**TASK TO CARRY OUT:**
Word for word, reproduce the records, keeping none of the pictures.

**AVAILABLE DATA:**
■ ■ ■

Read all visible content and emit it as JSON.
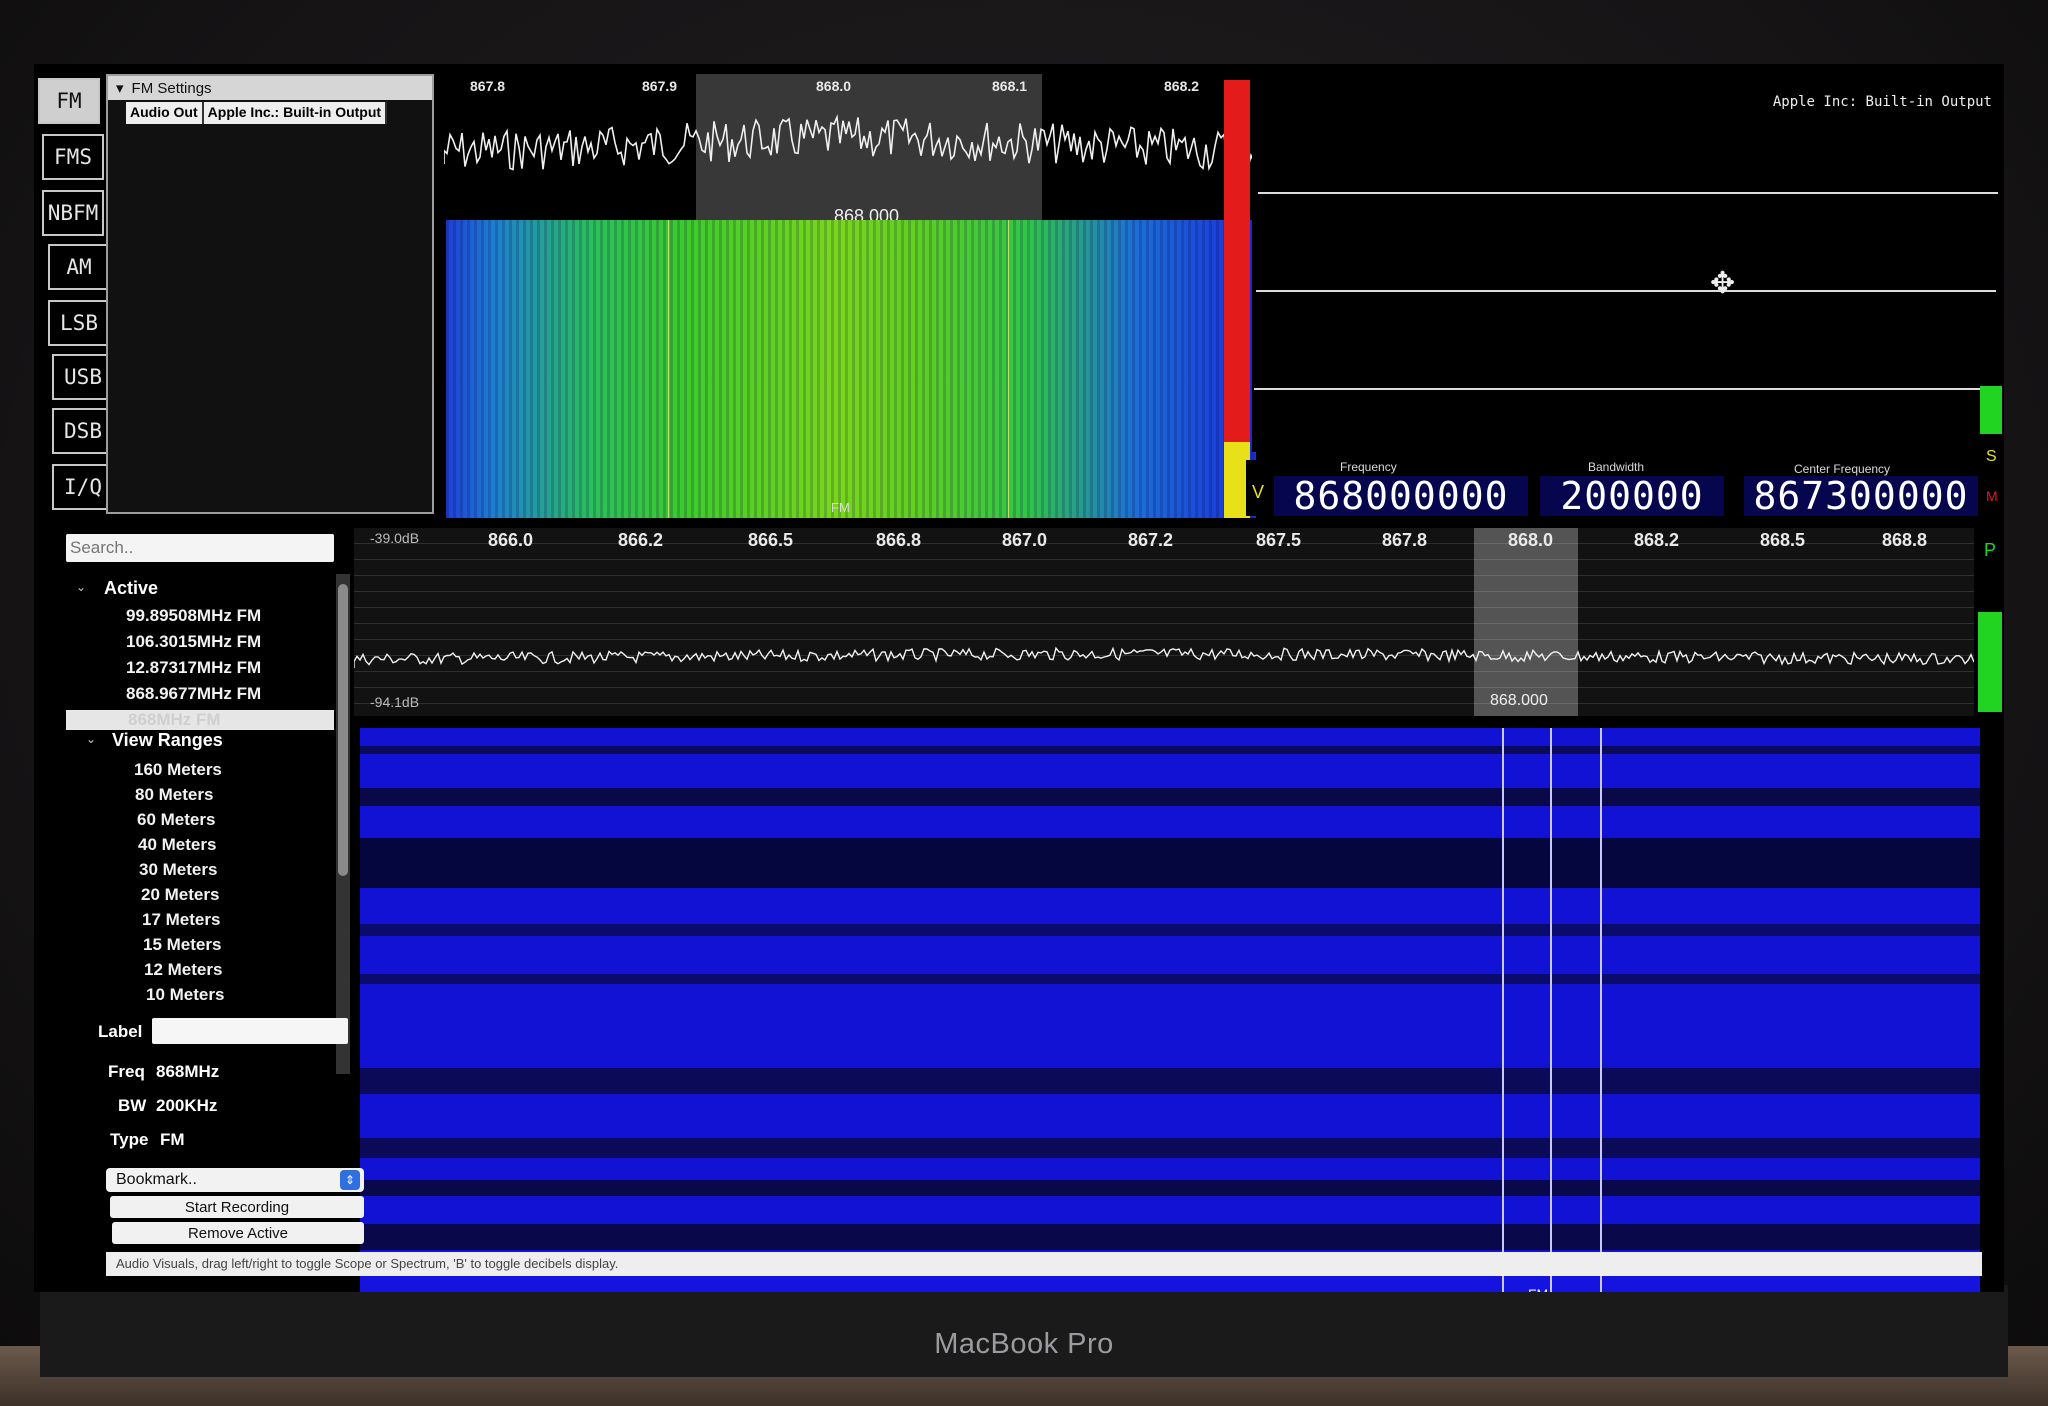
{
  "modes": [
    "FM",
    "FMS",
    "NBFM",
    "AM",
    "LSB",
    "USB",
    "DSB",
    "I/Q"
  ],
  "active_mode": "FM",
  "settings": {
    "title": "FM Settings",
    "audio_out_label": "Audio Out",
    "audio_out_value": "Apple Inc.: Built-in Output"
  },
  "mini_spectrum": {
    "ticks": [
      "867.8",
      "867.9",
      "868.0",
      "868.1",
      "868.2"
    ],
    "center_label": "868.000",
    "mode_marker": "FM"
  },
  "audio_scope": {
    "device_label": "Apple Inc: Built-in Output"
  },
  "tuning": {
    "freq_caption": "Frequency",
    "freq_value": "868000000",
    "bw_caption": "Bandwidth",
    "bw_value": "200000",
    "center_caption": "Center Frequency",
    "center_value": "867300000",
    "v_label": "V",
    "s_label": "S",
    "m_label": "M",
    "p_label": "P"
  },
  "main_spectrum": {
    "db_top": "-39.0dB",
    "db_bottom": "-94.1dB",
    "ticks": [
      "866.0",
      "866.2",
      "866.5",
      "866.8",
      "867.0",
      "867.2",
      "867.5",
      "867.8",
      "868.0",
      "868.2",
      "868.5",
      "868.8"
    ],
    "center_label": "868.000",
    "mode_marker": "FM"
  },
  "bookmarks": {
    "search_placeholder": "Search..",
    "active_header": "Active",
    "active_items": [
      "99.89508MHz FM",
      "106.3015MHz FM",
      "12.87317MHz FM",
      "868.9677MHz FM",
      "868MHz FM"
    ],
    "ranges_header": "View Ranges",
    "ranges": [
      "160 Meters",
      "80 Meters",
      "60 Meters",
      "40 Meters",
      "30 Meters",
      "20 Meters",
      "17 Meters",
      "15 Meters",
      "12 Meters",
      "10 Meters"
    ],
    "label_caption": "Label",
    "freq_caption": "Freq",
    "freq_value": "868MHz",
    "bw_caption": "BW",
    "bw_value": "200KHz",
    "type_caption": "Type",
    "type_value": "FM",
    "bookmark_select": "Bookmark..",
    "start_recording": "Start Recording",
    "remove_active": "Remove Active"
  },
  "status_bar": "Audio Visuals, drag left/right to toggle Scope or Spectrum, 'B' to toggle decibels display.",
  "laptop_brand": "MacBook Pro",
  "colors": {
    "waterfall_top": "#33c83a",
    "waterfall_bottom": "#1a1ad8",
    "digit_bg": "#06064e",
    "meter_red": "#e31b1b",
    "meter_yellow": "#e8e11a",
    "meter_green": "#22d422"
  }
}
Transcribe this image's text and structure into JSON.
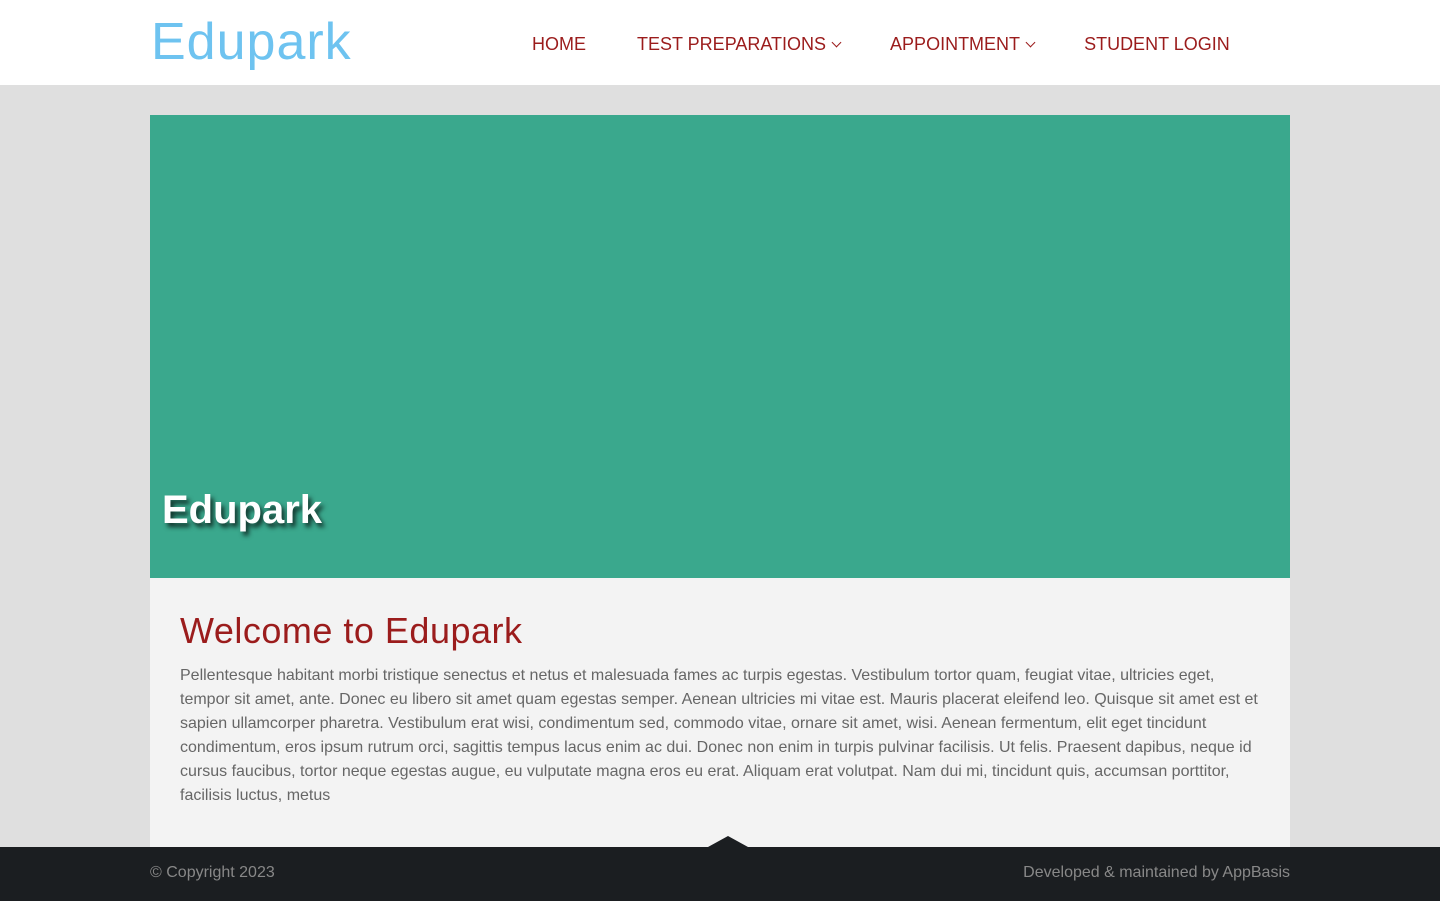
{
  "header": {
    "logo": "Edupark",
    "nav": [
      {
        "label": "HOME",
        "has_dropdown": false
      },
      {
        "label": "TEST PREPARATIONS",
        "has_dropdown": true
      },
      {
        "label": "APPOINTMENT",
        "has_dropdown": true
      },
      {
        "label": "STUDENT LOGIN",
        "has_dropdown": false
      }
    ]
  },
  "banner": {
    "title": "Edupark",
    "background_color": "#3aa88d"
  },
  "main": {
    "heading": "Welcome to Edupark",
    "body": "Pellentesque habitant morbi tristique senectus et netus et malesuada fames ac turpis egestas. Vestibulum tortor quam, feugiat vitae, ultricies eget, tempor sit amet, ante. Donec eu libero sit amet quam egestas semper. Aenean ultricies mi vitae est. Mauris placerat eleifend leo. Quisque sit amet est et sapien ullamcorper pharetra. Vestibulum erat wisi, condimentum sed, commodo vitae, ornare sit amet, wisi. Aenean fermentum, elit eget tincidunt condimentum, eros ipsum rutrum orci, sagittis tempus lacus enim ac dui. Donec non enim in turpis pulvinar facilisis. Ut felis. Praesent dapibus, neque id cursus faucibus, tortor neque egestas augue, eu vulputate magna eros eu erat. Aliquam erat volutpat. Nam dui mi, tincidunt quis, accumsan porttitor, facilisis luctus, metus"
  },
  "footer": {
    "copyright": "© Copyright 2023",
    "credit": "Developed & maintained by AppBasis"
  },
  "colors": {
    "logo": "#6ec3f0",
    "accent": "#9b1c1c",
    "footer_bg": "#1b1e21"
  },
  "icons": {
    "dropdown": "chevron-down-icon",
    "scroll_top": "caret-up-icon"
  }
}
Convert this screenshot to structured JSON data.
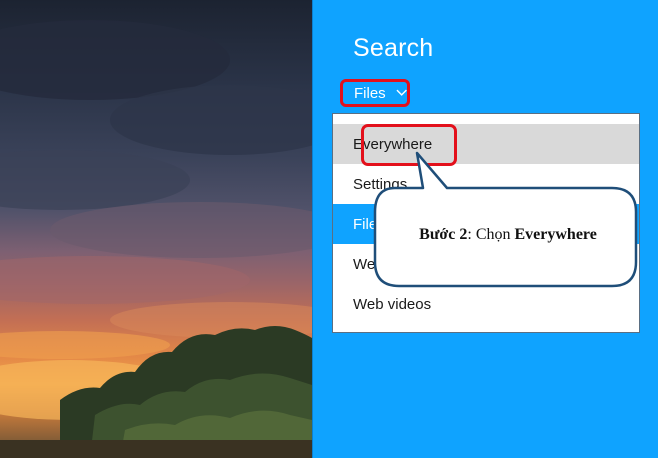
{
  "search": {
    "title": "Search",
    "scope_label": "Files"
  },
  "dropdown": {
    "items": [
      {
        "label": "Everywhere",
        "state": "selected"
      },
      {
        "label": "Settings",
        "state": "normal"
      },
      {
        "label": "Files",
        "state": "highlighted"
      },
      {
        "label": "Web images",
        "state": "normal"
      },
      {
        "label": "Web videos",
        "state": "normal"
      }
    ]
  },
  "callout": {
    "step": "Bước 2",
    "separator": ": ",
    "action": "Chọn ",
    "target": "Everywhere"
  },
  "colors": {
    "pane_bg": "#0fa3ff",
    "highlight_red": "#e3101b",
    "callout_border": "#1f4e79"
  }
}
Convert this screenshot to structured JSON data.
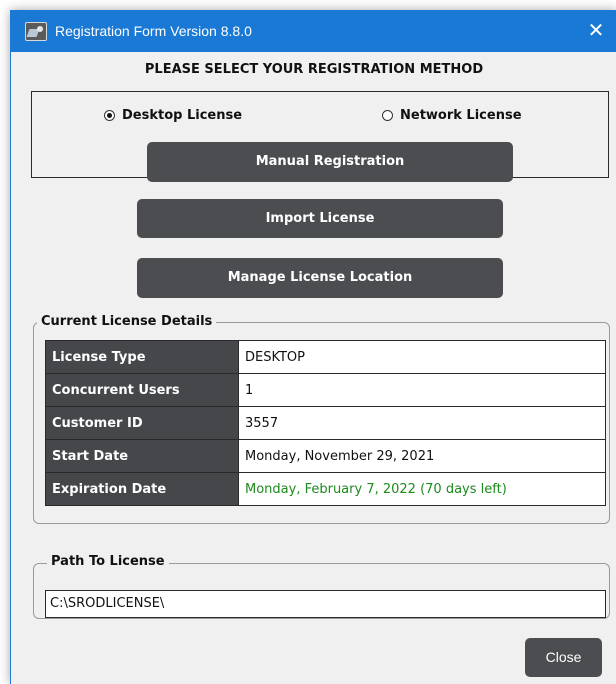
{
  "window": {
    "title": "Registration Form Version 8.8.0",
    "close_glyph": "✕",
    "app_icon": "app-icon"
  },
  "heading": "PLEASE SELECT YOUR REGISTRATION METHOD",
  "registration_method": {
    "options": [
      {
        "label": "Desktop License",
        "selected": true
      },
      {
        "label": "Network License",
        "selected": false
      }
    ]
  },
  "buttons": {
    "manual_registration": "Manual Registration",
    "import_license": "Import License",
    "manage_license_location": "Manage License Location",
    "close": "Close"
  },
  "current_license": {
    "legend": "Current License Details",
    "rows": [
      {
        "label": "License Type",
        "value": "DESKTOP"
      },
      {
        "label": "Concurrent Users",
        "value": "1"
      },
      {
        "label": "Customer ID",
        "value": "3557"
      },
      {
        "label": "Start Date",
        "value": "Monday, November 29, 2021"
      },
      {
        "label": "Expiration Date",
        "value": "Monday, February 7, 2022 (70 days left)"
      }
    ]
  },
  "path_to_license": {
    "legend": "Path To License",
    "value": "C:\\SRODLICENSE\\"
  },
  "colors": {
    "titlebar": "#1979d4",
    "button_bg": "#4b4d50",
    "label_cell_bg": "#45474a",
    "expiration_text": "#1d8a1d"
  }
}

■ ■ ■

**ANSWER FOR THE TASK:**
Read all visible content and emit it as JSON.
{
  "modes": [
    "FM",
    "FMS",
    "NBFM",
    "AM",
    "LSB",
    "USB",
    "DSB",
    "I/Q"
  ],
  "active_mode": "FM",
  "settings": {
    "title": "FM Settings",
    "audio_out_label": "Audio Out",
    "audio_out_value": "Apple Inc.: Built-in Output"
  },
  "mini_spectrum": {
    "ticks": [
      "867.8",
      "867.9",
      "868.0",
      "868.1",
      "868.2"
    ],
    "center_label": "868.000",
    "mode_marker": "FM"
  },
  "audio_scope": {
    "device_label": "Apple Inc: Built-in Output"
  },
  "tuning": {
    "freq_caption": "Frequency",
    "freq_value": "868000000",
    "bw_caption": "Bandwidth",
    "bw_value": "200000",
    "center_caption": "Center Frequency",
    "center_value": "867300000",
    "v_label": "V",
    "s_label": "S",
    "m_label": "M",
    "p_label": "P"
  },
  "main_spectrum": {
    "db_top": "-39.0dB",
    "db_bottom": "-94.1dB",
    "ticks": [
      "866.0",
      "866.2",
      "866.5",
      "866.8",
      "867.0",
      "867.2",
      "867.5",
      "867.8",
      "868.0",
      "868.2",
      "868.5",
      "868.8"
    ],
    "center_label": "868.000",
    "mode_marker": "FM"
  },
  "bookmarks": {
    "search_placeholder": "Search..",
    "active_header": "Active",
    "active_items": [
      "99.89508MHz FM",
      "106.3015MHz FM",
      "12.87317MHz FM",
      "868.9677MHz FM",
      "868MHz FM"
    ],
    "ranges_header": "View Ranges",
    "ranges": [
      "160 Meters",
      "80 Meters",
      "60 Meters",
      "40 Meters",
      "30 Meters",
      "20 Meters",
      "17 Meters",
      "15 Meters",
      "12 Meters",
      "10 Meters"
    ],
    "label_caption": "Label",
    "freq_caption": "Freq",
    "freq_value": "868MHz",
    "bw_caption": "BW",
    "bw_value": "200KHz",
    "type_caption": "Type",
    "type_value": "FM",
    "bookmark_select": "Bookmark..",
    "start_recording": "Start Recording",
    "remove_active": "Remove Active"
  },
  "status_bar": "Audio Visuals, drag left/right to toggle Scope or Spectrum, 'B' to toggle decibels display.",
  "laptop_brand": "MacBook Pro",
  "colors": {
    "waterfall_top": "#33c83a",
    "waterfall_bottom": "#1a1ad8",
    "digit_bg": "#06064e",
    "meter_red": "#e31b1b",
    "meter_yellow": "#e8e11a",
    "meter_green": "#22d422"
  }
}
Transcribe this image's text and structure into JSON.
{
  "header": {
    "logo": "Edupark",
    "nav": [
      {
        "label": "HOME",
        "has_dropdown": false
      },
      {
        "label": "TEST PREPARATIONS",
        "has_dropdown": true
      },
      {
        "label": "APPOINTMENT",
        "has_dropdown": true
      },
      {
        "label": "STUDENT LOGIN",
        "has_dropdown": false
      }
    ]
  },
  "banner": {
    "title": "Edupark",
    "background_color": "#3aa88d"
  },
  "main": {
    "heading": "Welcome to Edupark",
    "body": "Pellentesque habitant morbi tristique senectus et netus et malesuada fames ac turpis egestas. Vestibulum tortor quam, feugiat vitae, ultricies eget, tempor sit amet, ante. Donec eu libero sit amet quam egestas semper. Aenean ultricies mi vitae est. Mauris placerat eleifend leo. Quisque sit amet est et sapien ullamcorper pharetra. Vestibulum erat wisi, condimentum sed, commodo vitae, ornare sit amet, wisi. Aenean fermentum, elit eget tincidunt condimentum, eros ipsum rutrum orci, sagittis tempus lacus enim ac dui. Donec non enim in turpis pulvinar facilisis. Ut felis. Praesent dapibus, neque id cursus faucibus, tortor neque egestas augue, eu vulputate magna eros eu erat. Aliquam erat volutpat. Nam dui mi, tincidunt quis, accumsan porttitor, facilisis luctus, metus"
  },
  "footer": {
    "copyright": "© Copyright 2023",
    "credit": "Developed & maintained by AppBasis"
  },
  "colors": {
    "logo": "#6ec3f0",
    "accent": "#9b1c1c",
    "footer_bg": "#1b1e21"
  },
  "icons": {
    "dropdown": "chevron-down-icon",
    "scroll_top": "caret-up-icon"
  }
}
Convert this screenshot to structured JSON data.
{
  "search": {
    "title": "Search",
    "scope_label": "Files"
  },
  "dropdown": {
    "items": [
      {
        "label": "Everywhere",
        "state": "selected"
      },
      {
        "label": "Settings",
        "state": "normal"
      },
      {
        "label": "Files",
        "state": "highlighted"
      },
      {
        "label": "Web images",
        "state": "normal"
      },
      {
        "label": "Web videos",
        "state": "normal"
      }
    ]
  },
  "callout": {
    "step": "Bước 2",
    "separator": ": ",
    "action": "Chọn ",
    "target": "Everywhere"
  },
  "colors": {
    "pane_bg": "#0fa3ff",
    "highlight_red": "#e3101b",
    "callout_border": "#1f4e79"
  }
}
Convert this screenshot to structured JSON data.
{
  "window": {
    "title": "Registration Form Version 8.8.0",
    "close_glyph": "✕",
    "app_icon": "app-icon"
  },
  "heading": "PLEASE SELECT YOUR REGISTRATION METHOD",
  "registration_method": {
    "options": [
      {
        "label": "Desktop License",
        "selected": true
      },
      {
        "label": "Network License",
        "selected": false
      }
    ]
  },
  "buttons": {
    "manual_registration": "Manual Registration",
    "import_license": "Import License",
    "manage_license_location": "Manage License Location",
    "close": "Close"
  },
  "current_license": {
    "legend": "Current License Details",
    "rows": [
      {
        "label": "License Type",
        "value": "DESKTOP"
      },
      {
        "label": "Concurrent Users",
        "value": "1"
      },
      {
        "label": "Customer ID",
        "value": "3557"
      },
      {
        "label": "Start Date",
        "value": "Monday, November 29, 2021"
      },
      {
        "label": "Expiration Date",
        "value": "Monday, February 7, 2022 (70 days left)"
      }
    ]
  },
  "path_to_license": {
    "legend": "Path To License",
    "value": "C:\\SRODLICENSE\\"
  },
  "colors": {
    "titlebar": "#1979d4",
    "button_bg": "#4b4d50",
    "label_cell_bg": "#45474a",
    "expiration_text": "#1d8a1d"
  }
}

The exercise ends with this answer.